Abir: In my experience, the library at Johns Hopkins is the best in the world. They have a serious commitment to consistently improve it year after year. With the addition of the new Brody Learning Commons and the recent renovation of Gilman Hall, there is no shortage of places to study, all found in a wide range of environments. This is absolutely one of the best advantages of attending Johns Hopkins. The student union is lacking, mostly because there is none that exists; however, the student body does an excellent job of providing events and various places to meet and socialize. All study and dorm areas are almost always easily available and spacious, though some of the hot spots can get overrun during exam season.

VT: Describe the surrounding town. What kinds of outside establishments / things to do are there that make it fun, boring, or somewhere in between? To what extent do students go to the downtown area of the city versus staying near campus? 

Abir: I cannot stress enough how much I love Baltimore. There are several amazing places to eat and visit from the Inner Harbor to the surrounding neighborhoods. Baltimore truly lives up to its name as the Charm City with its own unique charm and attraction – you just have to know where to go. Additionally, Washington, D.C. is a short car trip or train ride away and you can travel virtually anywhere via the DC Metro. Most students live on or near campus, but whether or not a student goes to the downtown area or stays around campus varies on an individual basis. Most students, however, do visit the downtown area regularly.

VT: How big or small is the student body? Were you generally pleased or displeased with the typical class sizes?

Abir: The student body consists of approximately 5,000 undergraduates. This is a great number because you still get the small class sizes in certain classes, but there are great enough numbers of students to allow for a great amount of diversity within each class. I was generally pleased with the class size, though I would have preferred if some of the basic classes had less students.

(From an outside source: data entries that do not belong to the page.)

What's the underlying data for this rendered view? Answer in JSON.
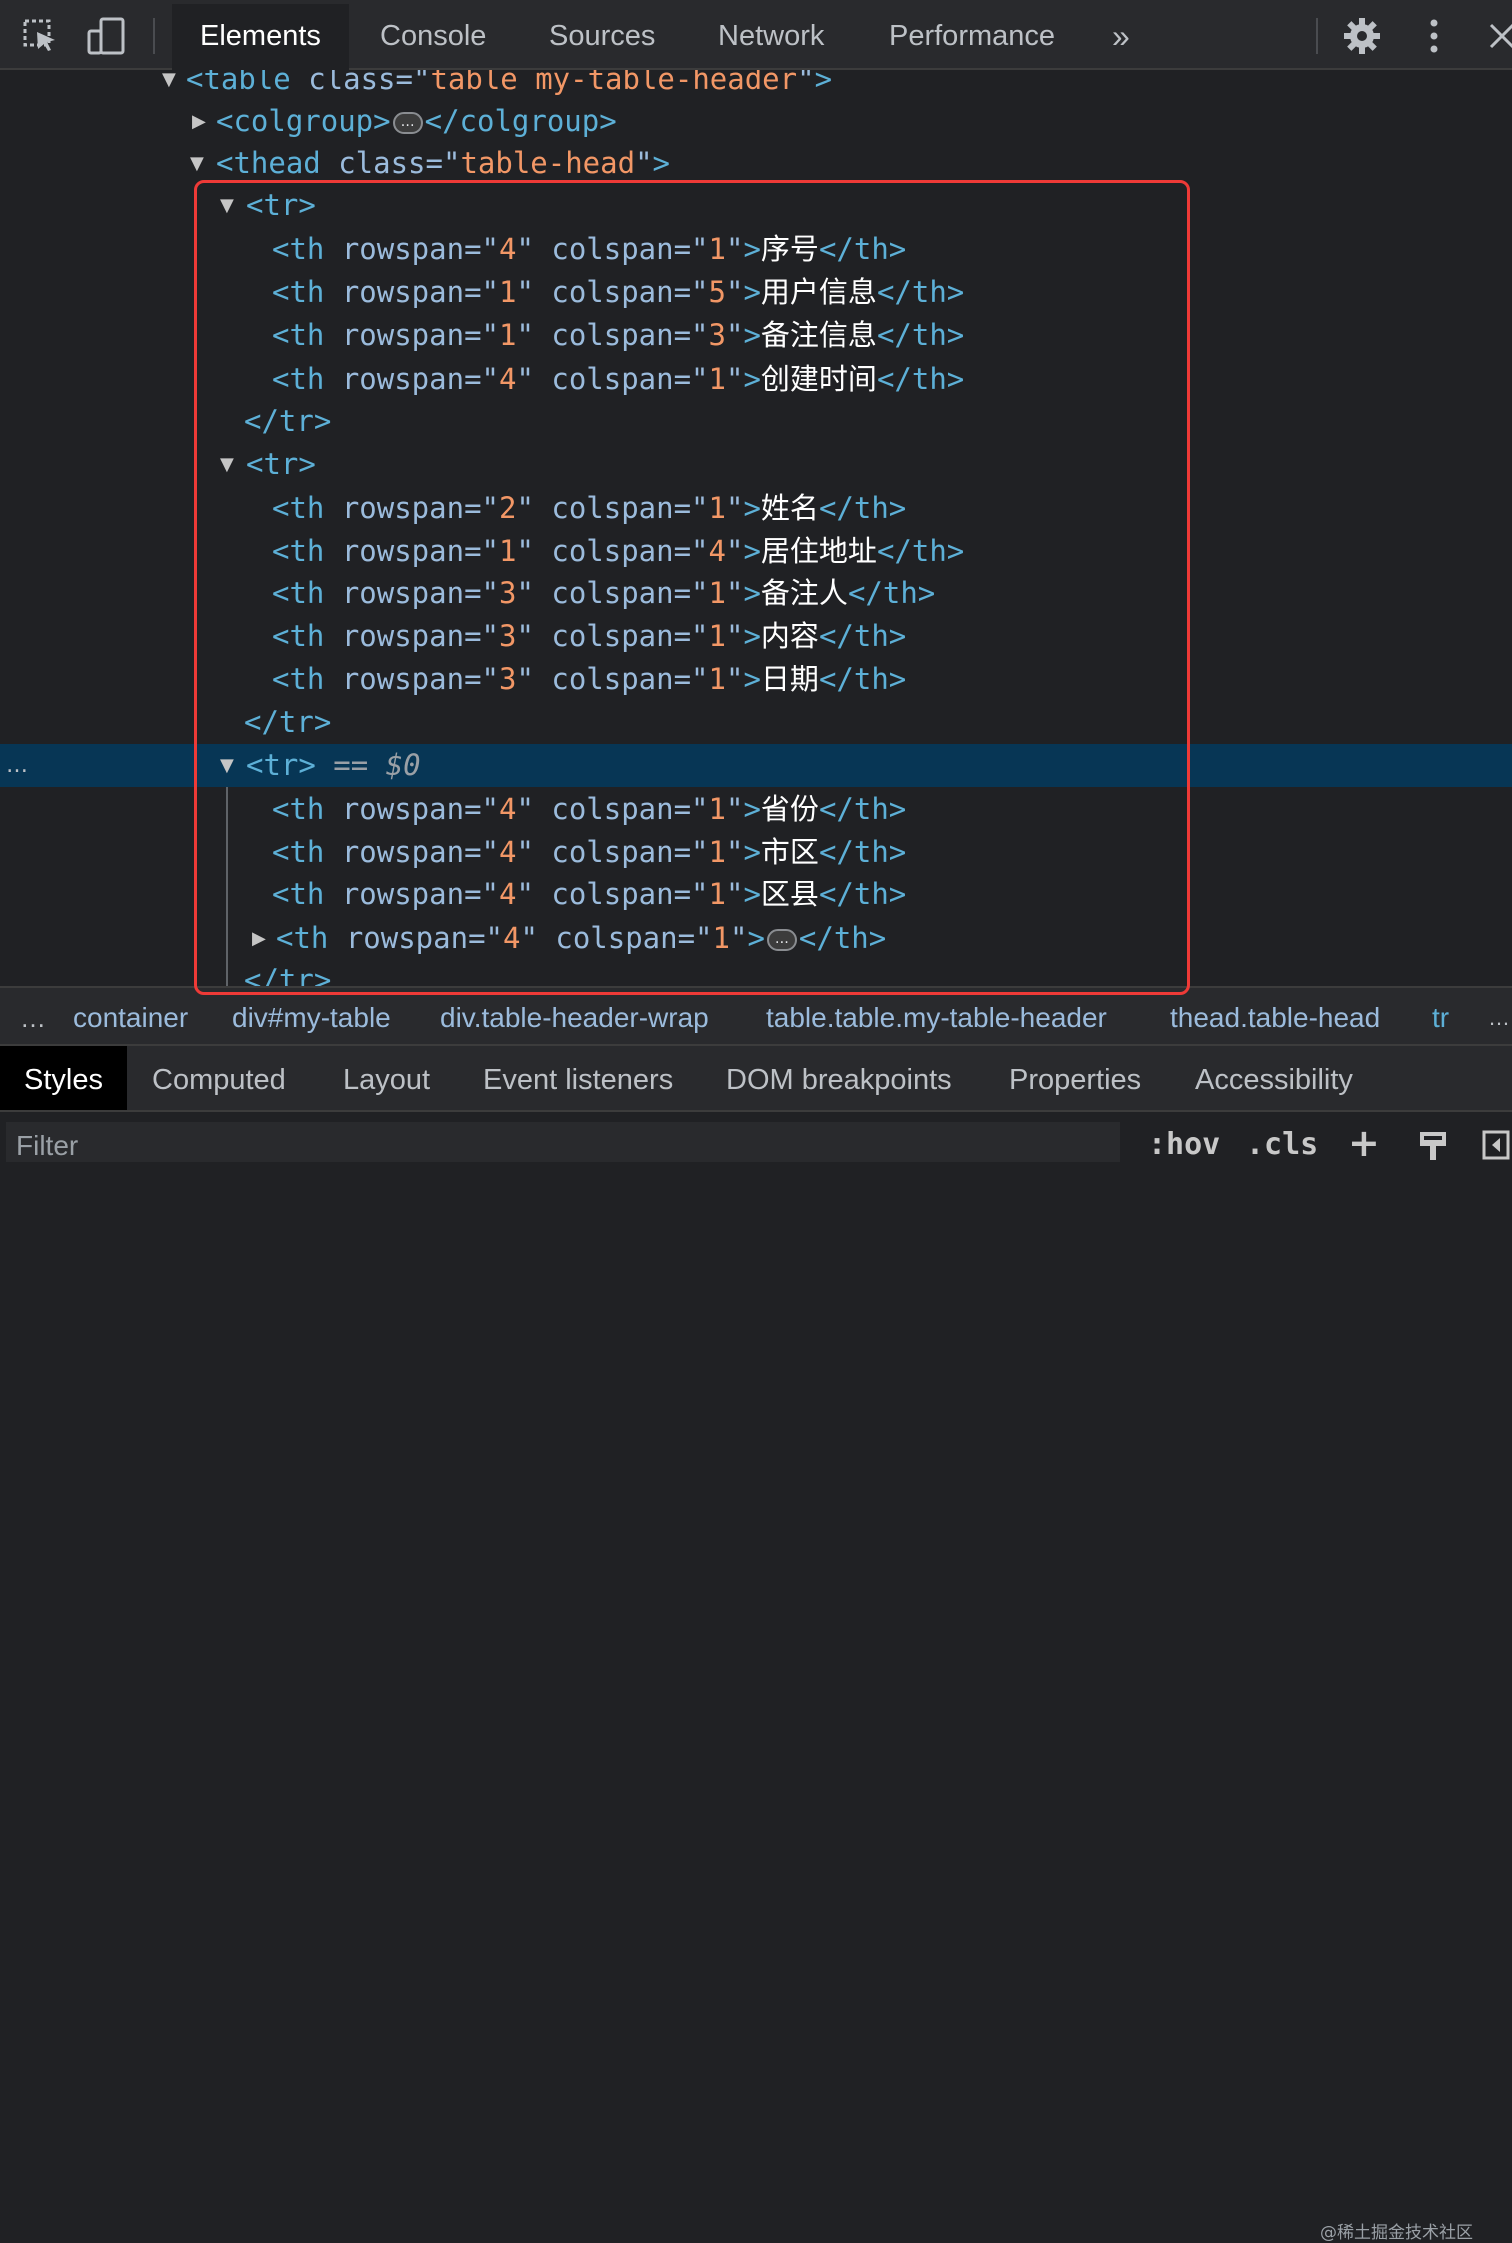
{
  "toolbar": {
    "tabs": [
      "Elements",
      "Console",
      "Sources",
      "Network",
      "Performance"
    ],
    "more_tabs": "»",
    "icons": [
      "inspect-element-icon",
      "device-toggle-icon",
      "gear-icon",
      "kebab-menu-icon",
      "close-icon"
    ]
  },
  "tree": {
    "lines": [
      {
        "segs": [
          {
            "c": "tag",
            "t": "<table "
          },
          {
            "c": "an",
            "t": "class"
          },
          {
            "c": "eq",
            "t": "=\""
          },
          {
            "c": "av",
            "t": "table my-table-header"
          },
          {
            "c": "eq",
            "t": "\""
          },
          {
            "c": "tag",
            "t": ">"
          }
        ]
      },
      {
        "segs": [
          {
            "c": "tag",
            "t": "<colgroup>"
          },
          {
            "c": "ell",
            "t": "…"
          },
          {
            "c": "tag",
            "t": "</colgroup>"
          }
        ]
      },
      {
        "segs": [
          {
            "c": "tag",
            "t": "<thead "
          },
          {
            "c": "an",
            "t": "class"
          },
          {
            "c": "eq",
            "t": "=\""
          },
          {
            "c": "av",
            "t": "table-head"
          },
          {
            "c": "eq",
            "t": "\""
          },
          {
            "c": "tag",
            "t": ">"
          }
        ]
      },
      {
        "segs": [
          {
            "c": "tag",
            "t": "<tr>"
          }
        ]
      },
      {
        "segs": [
          {
            "c": "tag",
            "t": "<th "
          },
          {
            "c": "an",
            "t": "rowspan"
          },
          {
            "c": "eq",
            "t": "=\""
          },
          {
            "c": "av",
            "t": "4"
          },
          {
            "c": "eq",
            "t": "\" "
          },
          {
            "c": "an",
            "t": "colspan"
          },
          {
            "c": "eq",
            "t": "=\""
          },
          {
            "c": "av",
            "t": "1"
          },
          {
            "c": "eq",
            "t": "\""
          },
          {
            "c": "tag",
            "t": ">"
          },
          {
            "c": "txt",
            "t": "序号"
          },
          {
            "c": "tag",
            "t": "</th>"
          }
        ]
      },
      {
        "segs": [
          {
            "c": "tag",
            "t": "<th "
          },
          {
            "c": "an",
            "t": "rowspan"
          },
          {
            "c": "eq",
            "t": "=\""
          },
          {
            "c": "av",
            "t": "1"
          },
          {
            "c": "eq",
            "t": "\" "
          },
          {
            "c": "an",
            "t": "colspan"
          },
          {
            "c": "eq",
            "t": "=\""
          },
          {
            "c": "av",
            "t": "5"
          },
          {
            "c": "eq",
            "t": "\""
          },
          {
            "c": "tag",
            "t": ">"
          },
          {
            "c": "txt",
            "t": "用户信息"
          },
          {
            "c": "tag",
            "t": "</th>"
          }
        ]
      },
      {
        "segs": [
          {
            "c": "tag",
            "t": "<th "
          },
          {
            "c": "an",
            "t": "rowspan"
          },
          {
            "c": "eq",
            "t": "=\""
          },
          {
            "c": "av",
            "t": "1"
          },
          {
            "c": "eq",
            "t": "\" "
          },
          {
            "c": "an",
            "t": "colspan"
          },
          {
            "c": "eq",
            "t": "=\""
          },
          {
            "c": "av",
            "t": "3"
          },
          {
            "c": "eq",
            "t": "\""
          },
          {
            "c": "tag",
            "t": ">"
          },
          {
            "c": "txt",
            "t": "备注信息"
          },
          {
            "c": "tag",
            "t": "</th>"
          }
        ]
      },
      {
        "segs": [
          {
            "c": "tag",
            "t": "<th "
          },
          {
            "c": "an",
            "t": "rowspan"
          },
          {
            "c": "eq",
            "t": "=\""
          },
          {
            "c": "av",
            "t": "4"
          },
          {
            "c": "eq",
            "t": "\" "
          },
          {
            "c": "an",
            "t": "colspan"
          },
          {
            "c": "eq",
            "t": "=\""
          },
          {
            "c": "av",
            "t": "1"
          },
          {
            "c": "eq",
            "t": "\""
          },
          {
            "c": "tag",
            "t": ">"
          },
          {
            "c": "txt",
            "t": "创建时间"
          },
          {
            "c": "tag",
            "t": "</th>"
          }
        ]
      },
      {
        "segs": [
          {
            "c": "tag",
            "t": "</tr>"
          }
        ]
      },
      {
        "segs": [
          {
            "c": "tag",
            "t": "<tr>"
          }
        ]
      },
      {
        "segs": [
          {
            "c": "tag",
            "t": "<th "
          },
          {
            "c": "an",
            "t": "rowspan"
          },
          {
            "c": "eq",
            "t": "=\""
          },
          {
            "c": "av",
            "t": "2"
          },
          {
            "c": "eq",
            "t": "\" "
          },
          {
            "c": "an",
            "t": "colspan"
          },
          {
            "c": "eq",
            "t": "=\""
          },
          {
            "c": "av",
            "t": "1"
          },
          {
            "c": "eq",
            "t": "\""
          },
          {
            "c": "tag",
            "t": ">"
          },
          {
            "c": "txt",
            "t": "姓名"
          },
          {
            "c": "tag",
            "t": "</th>"
          }
        ]
      },
      {
        "segs": [
          {
            "c": "tag",
            "t": "<th "
          },
          {
            "c": "an",
            "t": "rowspan"
          },
          {
            "c": "eq",
            "t": "=\""
          },
          {
            "c": "av",
            "t": "1"
          },
          {
            "c": "eq",
            "t": "\" "
          },
          {
            "c": "an",
            "t": "colspan"
          },
          {
            "c": "eq",
            "t": "=\""
          },
          {
            "c": "av",
            "t": "4"
          },
          {
            "c": "eq",
            "t": "\""
          },
          {
            "c": "tag",
            "t": ">"
          },
          {
            "c": "txt",
            "t": "居住地址"
          },
          {
            "c": "tag",
            "t": "</th>"
          }
        ]
      },
      {
        "segs": [
          {
            "c": "tag",
            "t": "<th "
          },
          {
            "c": "an",
            "t": "rowspan"
          },
          {
            "c": "eq",
            "t": "=\""
          },
          {
            "c": "av",
            "t": "3"
          },
          {
            "c": "eq",
            "t": "\" "
          },
          {
            "c": "an",
            "t": "colspan"
          },
          {
            "c": "eq",
            "t": "=\""
          },
          {
            "c": "av",
            "t": "1"
          },
          {
            "c": "eq",
            "t": "\""
          },
          {
            "c": "tag",
            "t": ">"
          },
          {
            "c": "txt",
            "t": "备注人"
          },
          {
            "c": "tag",
            "t": "</th>"
          }
        ]
      },
      {
        "segs": [
          {
            "c": "tag",
            "t": "<th "
          },
          {
            "c": "an",
            "t": "rowspan"
          },
          {
            "c": "eq",
            "t": "=\""
          },
          {
            "c": "av",
            "t": "3"
          },
          {
            "c": "eq",
            "t": "\" "
          },
          {
            "c": "an",
            "t": "colspan"
          },
          {
            "c": "eq",
            "t": "=\""
          },
          {
            "c": "av",
            "t": "1"
          },
          {
            "c": "eq",
            "t": "\""
          },
          {
            "c": "tag",
            "t": ">"
          },
          {
            "c": "txt",
            "t": "内容"
          },
          {
            "c": "tag",
            "t": "</th>"
          }
        ]
      },
      {
        "segs": [
          {
            "c": "tag",
            "t": "<th "
          },
          {
            "c": "an",
            "t": "rowspan"
          },
          {
            "c": "eq",
            "t": "=\""
          },
          {
            "c": "av",
            "t": "3"
          },
          {
            "c": "eq",
            "t": "\" "
          },
          {
            "c": "an",
            "t": "colspan"
          },
          {
            "c": "eq",
            "t": "=\""
          },
          {
            "c": "av",
            "t": "1"
          },
          {
            "c": "eq",
            "t": "\""
          },
          {
            "c": "tag",
            "t": ">"
          },
          {
            "c": "txt",
            "t": "日期"
          },
          {
            "c": "tag",
            "t": "</th>"
          }
        ]
      },
      {
        "segs": [
          {
            "c": "tag",
            "t": "</tr>"
          }
        ]
      },
      {
        "segs": [
          {
            "c": "tag",
            "t": "<tr>"
          },
          {
            "c": "dim",
            "t": " == "
          },
          {
            "c": "dim",
            "t": "$0"
          }
        ]
      },
      {
        "segs": [
          {
            "c": "tag",
            "t": "<th "
          },
          {
            "c": "an",
            "t": "rowspan"
          },
          {
            "c": "eq",
            "t": "=\""
          },
          {
            "c": "av",
            "t": "4"
          },
          {
            "c": "eq",
            "t": "\" "
          },
          {
            "c": "an",
            "t": "colspan"
          },
          {
            "c": "eq",
            "t": "=\""
          },
          {
            "c": "av",
            "t": "1"
          },
          {
            "c": "eq",
            "t": "\""
          },
          {
            "c": "tag",
            "t": ">"
          },
          {
            "c": "txt",
            "t": "省份"
          },
          {
            "c": "tag",
            "t": "</th>"
          }
        ]
      },
      {
        "segs": [
          {
            "c": "tag",
            "t": "<th "
          },
          {
            "c": "an",
            "t": "rowspan"
          },
          {
            "c": "eq",
            "t": "=\""
          },
          {
            "c": "av",
            "t": "4"
          },
          {
            "c": "eq",
            "t": "\" "
          },
          {
            "c": "an",
            "t": "colspan"
          },
          {
            "c": "eq",
            "t": "=\""
          },
          {
            "c": "av",
            "t": "1"
          },
          {
            "c": "eq",
            "t": "\""
          },
          {
            "c": "tag",
            "t": ">"
          },
          {
            "c": "txt",
            "t": "市区"
          },
          {
            "c": "tag",
            "t": "</th>"
          }
        ]
      },
      {
        "segs": [
          {
            "c": "tag",
            "t": "<th "
          },
          {
            "c": "an",
            "t": "rowspan"
          },
          {
            "c": "eq",
            "t": "=\""
          },
          {
            "c": "av",
            "t": "4"
          },
          {
            "c": "eq",
            "t": "\" "
          },
          {
            "c": "an",
            "t": "colspan"
          },
          {
            "c": "eq",
            "t": "=\""
          },
          {
            "c": "av",
            "t": "1"
          },
          {
            "c": "eq",
            "t": "\""
          },
          {
            "c": "tag",
            "t": ">"
          },
          {
            "c": "txt",
            "t": "区县"
          },
          {
            "c": "tag",
            "t": "</th>"
          }
        ]
      },
      {
        "segs": [
          {
            "c": "tag",
            "t": "<th "
          },
          {
            "c": "an",
            "t": "rowspan"
          },
          {
            "c": "eq",
            "t": "=\""
          },
          {
            "c": "av",
            "t": "4"
          },
          {
            "c": "eq",
            "t": "\" "
          },
          {
            "c": "an",
            "t": "colspan"
          },
          {
            "c": "eq",
            "t": "=\""
          },
          {
            "c": "av",
            "t": "1"
          },
          {
            "c": "eq",
            "t": "\""
          },
          {
            "c": "tag",
            "t": ">"
          },
          {
            "c": "ell",
            "t": "…"
          },
          {
            "c": "tag",
            "t": "</th>"
          }
        ]
      },
      {
        "segs": [
          {
            "c": "tag",
            "t": "</tr>"
          }
        ]
      }
    ],
    "selected_indicator": "…"
  },
  "breadcrumbs": {
    "leading": "…",
    "items": [
      {
        "label": "container",
        "kind": "class"
      },
      {
        "label": "div#my-table",
        "kind": "id"
      },
      {
        "label": "div.table-header-wrap",
        "kind": "class"
      },
      {
        "label": "table.table.my-table-header",
        "kind": "class"
      },
      {
        "label": "thead.table-head",
        "kind": "class"
      },
      {
        "label": "tr",
        "kind": "tag"
      }
    ],
    "trailing": "…"
  },
  "styles_tabs": [
    "Styles",
    "Computed",
    "Layout",
    "Event listeners",
    "DOM breakpoints",
    "Properties",
    "Accessibility"
  ],
  "filter": {
    "placeholder": "Filter",
    "hov_label": ":hov",
    "cls_label": ".cls",
    "add_label": "+"
  },
  "watermark": "@稀土掘金技术社区"
}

VT: Describe one memorable experience with a professor and/or class. Perhaps one you loved the most or one you regret the most.

Abir: Nearly all of my most memorable experiences at Hopkins have been with the Johns Hopkins Tutorial Project, a volunteer organization which pairs Hopkins students as tutors with elementary and middle school students from the local community. Working every day to make a difference in another student’s life while utilizing my academic skills was one of the most rewarding experiences of my life. This is a great representation of the incredible array of volunteer opportunities available at Johns Hopkins.

Check out Abir’s tutoring profile.

The views expressed in this article do not necessarily represent the views of Varsity Tutors.